The Irvine Welsh of the scientific literary world
Originally written in 1976, and this the second edition in 1989, Richard Dawkins’ The Selfish Gene demands a significant mental shift to get into. It’s like reading Irvine Welsh’s Trainspotting for the first time. You have to adjust the way you think to the dialect of the text, but when you do, a whole new world opens out in front of you.
I spent the first four or five chapters seething at Dawkins for his, admittedly explained, use of words that personify genetics and evolutionary processes; making genes sound like thoughtful, Machiavellian strategists that deploy ever more cunning plans in a bid to duplicate and propagate their direct descendants, while in an earlier or later sentence qualifying this with nods to this not “actually” being the case. Once you get over this stumbling block you start to relax into the wonder that he has unfolded.

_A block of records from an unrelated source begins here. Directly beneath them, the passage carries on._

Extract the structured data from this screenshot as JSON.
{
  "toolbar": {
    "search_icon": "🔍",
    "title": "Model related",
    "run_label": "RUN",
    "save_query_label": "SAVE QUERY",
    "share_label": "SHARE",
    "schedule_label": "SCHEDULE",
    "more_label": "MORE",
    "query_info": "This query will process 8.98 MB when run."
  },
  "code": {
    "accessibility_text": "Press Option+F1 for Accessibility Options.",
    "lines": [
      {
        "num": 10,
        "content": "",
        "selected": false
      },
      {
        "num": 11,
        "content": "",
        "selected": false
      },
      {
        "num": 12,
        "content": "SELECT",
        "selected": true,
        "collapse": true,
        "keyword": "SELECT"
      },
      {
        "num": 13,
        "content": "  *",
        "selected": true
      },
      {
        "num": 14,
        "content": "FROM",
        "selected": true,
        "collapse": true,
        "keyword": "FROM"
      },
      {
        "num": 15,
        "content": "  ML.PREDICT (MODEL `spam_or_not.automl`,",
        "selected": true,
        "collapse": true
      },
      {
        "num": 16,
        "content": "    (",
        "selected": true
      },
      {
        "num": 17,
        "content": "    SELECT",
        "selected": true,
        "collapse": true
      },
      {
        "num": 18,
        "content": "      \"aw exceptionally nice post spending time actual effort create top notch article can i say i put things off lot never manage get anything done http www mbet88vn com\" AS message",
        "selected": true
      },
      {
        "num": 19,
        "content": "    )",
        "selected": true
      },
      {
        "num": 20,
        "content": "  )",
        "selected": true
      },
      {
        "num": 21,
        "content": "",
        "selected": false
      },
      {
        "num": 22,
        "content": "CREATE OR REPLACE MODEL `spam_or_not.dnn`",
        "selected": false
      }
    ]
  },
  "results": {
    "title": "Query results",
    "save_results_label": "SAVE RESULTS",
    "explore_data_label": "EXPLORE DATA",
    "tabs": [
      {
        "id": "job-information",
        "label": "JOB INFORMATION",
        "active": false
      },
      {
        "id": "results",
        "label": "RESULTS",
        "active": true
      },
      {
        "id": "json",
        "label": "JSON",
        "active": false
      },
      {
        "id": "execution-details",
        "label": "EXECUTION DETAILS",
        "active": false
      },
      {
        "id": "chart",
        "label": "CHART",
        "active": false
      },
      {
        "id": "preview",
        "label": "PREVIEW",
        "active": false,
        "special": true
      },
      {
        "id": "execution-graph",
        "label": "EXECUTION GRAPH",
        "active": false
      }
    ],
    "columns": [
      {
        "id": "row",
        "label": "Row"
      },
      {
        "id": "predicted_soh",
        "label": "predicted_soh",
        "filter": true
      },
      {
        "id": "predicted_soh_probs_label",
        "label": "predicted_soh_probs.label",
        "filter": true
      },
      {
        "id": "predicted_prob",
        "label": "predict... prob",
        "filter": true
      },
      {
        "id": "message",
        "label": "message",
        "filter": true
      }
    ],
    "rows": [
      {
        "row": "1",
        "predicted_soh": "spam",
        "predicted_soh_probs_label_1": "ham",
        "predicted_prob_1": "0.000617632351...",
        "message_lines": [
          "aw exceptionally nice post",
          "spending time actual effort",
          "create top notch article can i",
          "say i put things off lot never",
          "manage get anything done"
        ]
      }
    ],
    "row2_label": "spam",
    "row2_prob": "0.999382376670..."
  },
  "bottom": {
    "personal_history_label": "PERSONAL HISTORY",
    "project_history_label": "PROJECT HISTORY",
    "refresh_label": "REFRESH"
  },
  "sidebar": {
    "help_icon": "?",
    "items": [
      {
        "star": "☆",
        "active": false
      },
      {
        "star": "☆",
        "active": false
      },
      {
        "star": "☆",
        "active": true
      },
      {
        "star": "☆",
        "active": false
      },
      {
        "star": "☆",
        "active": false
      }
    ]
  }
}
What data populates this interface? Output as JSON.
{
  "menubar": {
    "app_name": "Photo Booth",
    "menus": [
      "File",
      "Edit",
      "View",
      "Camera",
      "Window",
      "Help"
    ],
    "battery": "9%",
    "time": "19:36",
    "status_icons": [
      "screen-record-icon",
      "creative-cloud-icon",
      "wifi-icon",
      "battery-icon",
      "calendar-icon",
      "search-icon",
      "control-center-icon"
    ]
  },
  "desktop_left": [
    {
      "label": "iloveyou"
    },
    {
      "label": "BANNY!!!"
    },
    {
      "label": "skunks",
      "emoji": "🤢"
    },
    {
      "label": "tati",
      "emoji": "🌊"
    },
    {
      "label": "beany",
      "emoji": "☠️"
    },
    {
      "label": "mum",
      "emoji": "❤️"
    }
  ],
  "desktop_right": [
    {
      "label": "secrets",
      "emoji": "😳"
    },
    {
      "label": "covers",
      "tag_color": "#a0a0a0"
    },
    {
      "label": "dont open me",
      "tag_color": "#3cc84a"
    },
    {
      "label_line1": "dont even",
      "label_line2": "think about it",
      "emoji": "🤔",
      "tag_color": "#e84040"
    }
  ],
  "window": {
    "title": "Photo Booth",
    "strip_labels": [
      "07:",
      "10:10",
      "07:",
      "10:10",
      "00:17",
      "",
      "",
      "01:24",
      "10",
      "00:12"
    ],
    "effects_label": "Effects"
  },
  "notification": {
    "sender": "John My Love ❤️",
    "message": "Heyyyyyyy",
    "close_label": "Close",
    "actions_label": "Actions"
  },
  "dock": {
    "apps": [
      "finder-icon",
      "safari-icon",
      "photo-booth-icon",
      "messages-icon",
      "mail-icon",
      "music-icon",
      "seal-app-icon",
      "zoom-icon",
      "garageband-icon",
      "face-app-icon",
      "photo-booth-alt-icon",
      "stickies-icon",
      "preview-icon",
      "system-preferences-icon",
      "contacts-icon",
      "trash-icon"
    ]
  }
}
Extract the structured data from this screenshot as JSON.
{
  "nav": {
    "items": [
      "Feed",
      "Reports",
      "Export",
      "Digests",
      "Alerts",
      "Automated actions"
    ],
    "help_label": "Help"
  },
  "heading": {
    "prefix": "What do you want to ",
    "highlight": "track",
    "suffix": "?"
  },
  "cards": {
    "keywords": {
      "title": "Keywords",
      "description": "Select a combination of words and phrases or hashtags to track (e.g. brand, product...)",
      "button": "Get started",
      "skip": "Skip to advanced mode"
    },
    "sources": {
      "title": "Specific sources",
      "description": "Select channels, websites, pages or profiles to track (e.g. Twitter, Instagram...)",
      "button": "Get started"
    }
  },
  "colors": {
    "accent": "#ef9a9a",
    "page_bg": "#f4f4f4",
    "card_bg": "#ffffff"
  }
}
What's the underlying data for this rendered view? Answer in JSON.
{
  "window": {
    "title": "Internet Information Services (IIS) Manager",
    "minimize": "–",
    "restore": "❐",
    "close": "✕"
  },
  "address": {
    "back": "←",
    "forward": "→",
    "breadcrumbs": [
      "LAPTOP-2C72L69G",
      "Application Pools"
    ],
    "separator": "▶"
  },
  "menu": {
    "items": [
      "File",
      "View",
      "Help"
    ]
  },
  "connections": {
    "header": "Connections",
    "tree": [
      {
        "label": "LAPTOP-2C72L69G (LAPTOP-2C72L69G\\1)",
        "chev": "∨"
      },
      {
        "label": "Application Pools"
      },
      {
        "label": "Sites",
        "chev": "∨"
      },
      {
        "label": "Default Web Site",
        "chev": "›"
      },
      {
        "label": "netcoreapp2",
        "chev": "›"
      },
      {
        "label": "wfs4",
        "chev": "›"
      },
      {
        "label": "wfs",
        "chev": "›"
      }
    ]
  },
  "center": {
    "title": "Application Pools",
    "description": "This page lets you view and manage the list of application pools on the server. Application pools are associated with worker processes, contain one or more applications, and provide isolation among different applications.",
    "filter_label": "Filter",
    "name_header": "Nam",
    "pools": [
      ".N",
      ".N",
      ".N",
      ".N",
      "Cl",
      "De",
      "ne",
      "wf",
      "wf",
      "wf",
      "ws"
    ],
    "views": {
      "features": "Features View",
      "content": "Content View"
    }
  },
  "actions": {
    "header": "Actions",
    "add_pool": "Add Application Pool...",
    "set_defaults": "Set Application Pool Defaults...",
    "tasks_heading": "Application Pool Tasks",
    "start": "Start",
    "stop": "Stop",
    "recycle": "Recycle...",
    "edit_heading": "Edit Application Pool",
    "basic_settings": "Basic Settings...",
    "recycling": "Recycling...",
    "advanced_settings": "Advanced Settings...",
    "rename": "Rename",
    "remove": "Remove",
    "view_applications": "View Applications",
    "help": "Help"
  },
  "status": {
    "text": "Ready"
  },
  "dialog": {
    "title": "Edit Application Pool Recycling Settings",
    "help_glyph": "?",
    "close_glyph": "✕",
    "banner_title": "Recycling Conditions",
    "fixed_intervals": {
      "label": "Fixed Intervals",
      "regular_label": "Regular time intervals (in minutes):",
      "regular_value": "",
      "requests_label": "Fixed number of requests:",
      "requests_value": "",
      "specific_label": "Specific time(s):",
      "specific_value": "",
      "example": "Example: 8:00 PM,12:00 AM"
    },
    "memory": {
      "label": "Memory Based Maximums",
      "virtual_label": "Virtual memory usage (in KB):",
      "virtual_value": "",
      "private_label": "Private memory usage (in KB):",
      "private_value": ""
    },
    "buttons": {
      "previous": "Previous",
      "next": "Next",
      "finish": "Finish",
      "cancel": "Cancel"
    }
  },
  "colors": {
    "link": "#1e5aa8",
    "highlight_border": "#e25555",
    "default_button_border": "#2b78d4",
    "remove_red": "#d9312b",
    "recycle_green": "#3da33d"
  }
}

Drawing on the works of a few choice scientist that came before him, including George C. Williams and Darwin (duh!), and dissing others that hold less of his favour, Dawkins has created a new understanding for evolution, one in which the gene, or more importantly the replicator, is the centre of attention. Obviously he doesn’t think that genes have motives when he calls them selfish, but that their replicatory pre-programming has necessitated what we would describe as self serving evolutionary development.
Though it’s not necessarily an immediately easy book to read, it’s definitely worth sticking with, because the understanding that you will have after finishing it (unless you’re a geneticist) will be earth shattering. You’ll find yourself trying to explain the evolution of phenotypic effects that crop up in your day to day life. You’ll start to consider any new thought you have, thing you write down or music you play as a meme, the thought replicators that Dawkins posits in Chapter 11, and wonder how far they might reach if you gave them a nudge.
However, by far the most interesting proposal in the book is that humans, what with our sentient self awareness, are uniquely placed to control and manipulate our genetic development for the good of society; women could cut sh*ty men out of the gene pool by simply choosing not to bump uglies with them, fear could be managed by understanding it as a phenotypic effect of the flight or fight genes that we have inherited, and racism, xenophobia, sectarianism and radical nationalism could be washed away as phenotypic effects of our “selfish” genes.
In addition to the theory of the “selfish” gene, the book is also littered with amazing golden nuggets of scientific info; like the distance a whale’s song can travel underwater, how fig trees are fertilised and a brief introduction to the ominous other replicators, viroids and plasmids, which I would like to suggest as being both dangerously concerning and wonderfully full of possibility (although I’m undoubtedly not the first).
In short, The Selfish Gene is a distinctly must-read book. It’ll shake the foundations of your understanding of the world around you and fill in huge chunks of knowledge about how we have gotten to where we are. However, there are a couple of dated paragraphs here and there and I can’t help but feel that Richard Dawkins could give a whole new lease of life to it with a brief re-write, including bringing the slightly annoying Endnotes into the main body of the text. Although, the 30th anniversary edition that he released in 2006 may have already addressed these points.
Endnotes – For everything that works well in the book there are a couple of passages that undo large swathes of Dawkins’ work. My favourite of these is in the final chapter (one of the two added specially for the second edition) in which he randomly uses looking at naked ladies as an example in nature where our sensory perception can be fooled. While I thought this was hilarious… Really Richard? Is that the best example you could come up with?